Workshop Recap: 5 Things Designers Need to Know About Designing for Web

This workshop, held on February 9th at the NERD Center, was the third event in this year’s Take it From Me series. It proved to be absolutely amazing and very useful to both print and web designers. Brian Wood is a web developer and the author of 10 books covering Muse, Dreamweaver, InDesign, and Illustrator. He has trained many clients, including Nordstrom, REI, Boeing, Starbucks, and Nintendo. Brian shared some tricks and resources he uses while designing for web.

The workshop was broken down into two parts:

  1. Workflow + Grids + Tools
  2. SVGs + Fonts + Icon fonts

Adobe Take it From Me Workshop

Workflow + Grids + Tools

The first part of the workshop was spent discussing workflow and tools. Brian suggested several tools to get you started on building your website.

Where to start

Brian started by explaining the difference between static, responsive, fluid, and adaptive designs, and why each has its place. He stressed that the decision to design mobile first or not should be based on how much and what type of information you have. Use Google Analytics to help you better understand your audience and the needs of your website or project.

He also suggested looking into design help tutorials from Google Developers Console which contains a library of videos and extra help.


Brian strongly advised working with grids for their flexibility and convenience. He stressed that it is better to use a template that someone else has created, as it saves you time and energy to not reinvent the wheel. Some grid templates he suggested include Gridpak and Responsive Grid System.


Brian recommends Marvel, or Axure if working on a large website. For prototyping and wireframing, keep an eye out for Adobe’s new tool: Project Comet.


Brian showed how tools like Photoshop and Illustrator could be used in designing for web. When working in Illustrator, your vector designs will be ready for retina screens. Also, Illustrator is great for creating grids. He suggested starting with a template, making sure to think about what platform you will be picking for the project (ex: mobile or desktop).


According to our statistic tool, Stat Counter, 320 x 1024px is the most common mobile screen size while 1366 x 768px is most common desktop screen size. Use this tool if you want to know the most frequently used screen sizes on your website.

These days, retina displays play an important role when designing for web. It could mean that there are four times the amount of pixels that there used to be. As a result, your assets could be viewed at twice the size on certain devices. Because you need to consider multiple resolutions, it is best to use smart objects so they will scale.

Remember to consider the size of the files you are uploading, as processing speeds can be affected by large file sizes.

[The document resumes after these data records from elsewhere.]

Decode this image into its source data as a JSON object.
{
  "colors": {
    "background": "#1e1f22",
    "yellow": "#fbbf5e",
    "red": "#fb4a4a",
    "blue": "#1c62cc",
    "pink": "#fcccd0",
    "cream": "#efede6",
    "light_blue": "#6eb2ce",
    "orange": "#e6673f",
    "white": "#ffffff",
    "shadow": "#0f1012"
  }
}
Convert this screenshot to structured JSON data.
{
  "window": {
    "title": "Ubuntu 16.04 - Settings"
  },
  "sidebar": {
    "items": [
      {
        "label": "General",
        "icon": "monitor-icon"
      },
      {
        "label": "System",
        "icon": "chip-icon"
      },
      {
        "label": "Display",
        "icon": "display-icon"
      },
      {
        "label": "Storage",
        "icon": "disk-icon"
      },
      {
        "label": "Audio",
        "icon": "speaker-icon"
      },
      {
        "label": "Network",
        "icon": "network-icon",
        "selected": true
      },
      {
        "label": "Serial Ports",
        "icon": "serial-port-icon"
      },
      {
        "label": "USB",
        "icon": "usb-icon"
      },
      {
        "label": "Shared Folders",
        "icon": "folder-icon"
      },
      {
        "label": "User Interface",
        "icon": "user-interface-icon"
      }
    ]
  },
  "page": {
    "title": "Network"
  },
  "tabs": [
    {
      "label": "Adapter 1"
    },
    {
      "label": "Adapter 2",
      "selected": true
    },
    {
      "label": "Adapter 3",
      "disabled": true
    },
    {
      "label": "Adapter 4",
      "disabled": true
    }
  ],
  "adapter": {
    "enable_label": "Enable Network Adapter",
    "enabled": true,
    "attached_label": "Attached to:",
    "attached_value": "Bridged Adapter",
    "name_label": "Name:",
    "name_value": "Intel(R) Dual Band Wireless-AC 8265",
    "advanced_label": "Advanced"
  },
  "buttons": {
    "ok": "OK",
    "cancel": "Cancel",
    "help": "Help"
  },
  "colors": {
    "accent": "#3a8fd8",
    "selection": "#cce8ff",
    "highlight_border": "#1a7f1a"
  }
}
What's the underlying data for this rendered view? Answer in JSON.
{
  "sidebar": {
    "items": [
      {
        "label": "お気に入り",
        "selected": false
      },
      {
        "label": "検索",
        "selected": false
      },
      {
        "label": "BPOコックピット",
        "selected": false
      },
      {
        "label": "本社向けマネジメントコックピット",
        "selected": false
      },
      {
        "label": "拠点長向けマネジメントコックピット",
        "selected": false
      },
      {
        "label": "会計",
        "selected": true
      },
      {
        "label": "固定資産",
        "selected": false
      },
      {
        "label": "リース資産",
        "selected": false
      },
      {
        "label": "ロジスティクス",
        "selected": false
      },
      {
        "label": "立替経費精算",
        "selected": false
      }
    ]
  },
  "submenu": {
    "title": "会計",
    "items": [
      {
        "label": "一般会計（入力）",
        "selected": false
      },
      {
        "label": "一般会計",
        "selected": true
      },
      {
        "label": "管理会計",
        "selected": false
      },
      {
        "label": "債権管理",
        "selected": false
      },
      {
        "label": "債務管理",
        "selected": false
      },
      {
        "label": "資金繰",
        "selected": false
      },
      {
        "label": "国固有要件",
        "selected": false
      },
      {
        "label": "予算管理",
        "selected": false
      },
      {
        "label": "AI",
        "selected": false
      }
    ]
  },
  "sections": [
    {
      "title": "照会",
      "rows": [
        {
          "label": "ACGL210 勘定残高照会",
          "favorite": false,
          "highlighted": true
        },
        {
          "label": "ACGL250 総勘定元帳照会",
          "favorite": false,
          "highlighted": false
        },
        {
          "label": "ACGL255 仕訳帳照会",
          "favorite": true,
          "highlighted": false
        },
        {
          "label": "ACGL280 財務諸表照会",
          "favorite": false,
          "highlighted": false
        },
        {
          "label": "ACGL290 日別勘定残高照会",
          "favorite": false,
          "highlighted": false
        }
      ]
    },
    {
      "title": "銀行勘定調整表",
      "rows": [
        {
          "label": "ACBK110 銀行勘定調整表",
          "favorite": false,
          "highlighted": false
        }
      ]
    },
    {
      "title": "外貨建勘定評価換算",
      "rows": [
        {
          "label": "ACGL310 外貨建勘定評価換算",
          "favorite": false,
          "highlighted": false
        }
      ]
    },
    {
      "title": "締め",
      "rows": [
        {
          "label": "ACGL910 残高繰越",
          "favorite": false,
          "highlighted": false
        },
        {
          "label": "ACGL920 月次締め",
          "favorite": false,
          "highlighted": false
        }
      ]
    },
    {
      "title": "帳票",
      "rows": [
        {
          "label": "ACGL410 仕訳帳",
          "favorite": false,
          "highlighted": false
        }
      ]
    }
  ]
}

Working with developers

If you work with developers, it is beneficial for you to discuss your goals with them in order to increase your chances of success. One tool to help you throughout the project is a digital moodboard, like Niice. This helps you not only with style decisions, but with determining relationships and hierarchy on the website, and staying on the same page with your developers.

SVGs + Fonts + Icon Fonts


Brian was eager to emphasize the power of SVGs and using Illustrator (where you can export SVGs) as a design tool for the web, as SVGs are infinitely scalable. Another option is to use PNGs, but SVGs are the best option because they have a smaller file size.

Smaller files

To challenge yourself on how good you are at minimizing the file size of your images, you can compare your best effort to what Tiny JPG can do.


Brian recommended a few tools for working with fonts on the web:

  1. Sky Fonts or Google Fonts plug-ins for hosted fonts.
  2. Adobe Typekit has a library of hosted fonts, but you need Creative Cloud to use it.
  3. Font Squirrel has a lot of fonts available, but beware of licensing issues.

Icon fonts

Icon fonts contain symbols and glyphs that can be styled with CSS in the same way you style regular text.

Creative Cloud, Genericons, and Font Awesome either host the icon fonts and give you code, or you host them on your server.

Tools like Typicons, We Love Icon Fonts, or IcoMoon allow you to pick and download a set of icon fonts to use.

To sum it up

To conclude our event Brian suggested reading through a really good source for designing for the web here:

A huge thank you to our partner Adobe for a great workshop! You can download a PDF of the presentation here.

Follow AIGA Boston for news on the next installment of Take it From Me!

Our final event of the season will take place in April and cover freelancing.

About the Initiative:

Take it From Me is an event series organized by AIGA Boston giving students and emerging professionals the opportunity to interact with established professionals in the design field. This initiative will encourage engagement and discussion through a range of events—including workshops, panel discussions, roundtables, lectures, networking events, studio tours, online activities, etc.—that address different aspects of the design discipline. These events will provide newer designers the opportunity to ask questions, seek advice, and participate in career development focused activities, while giving established designers the opportunity to support the emerging design community. The Take it From Me series will create a structure that is self-perpetuating, providing tools and support for younger designers to develop rewarding careers and become tomorrow’s leaders.

By Ayna Bogdanova
Published March 21, 2016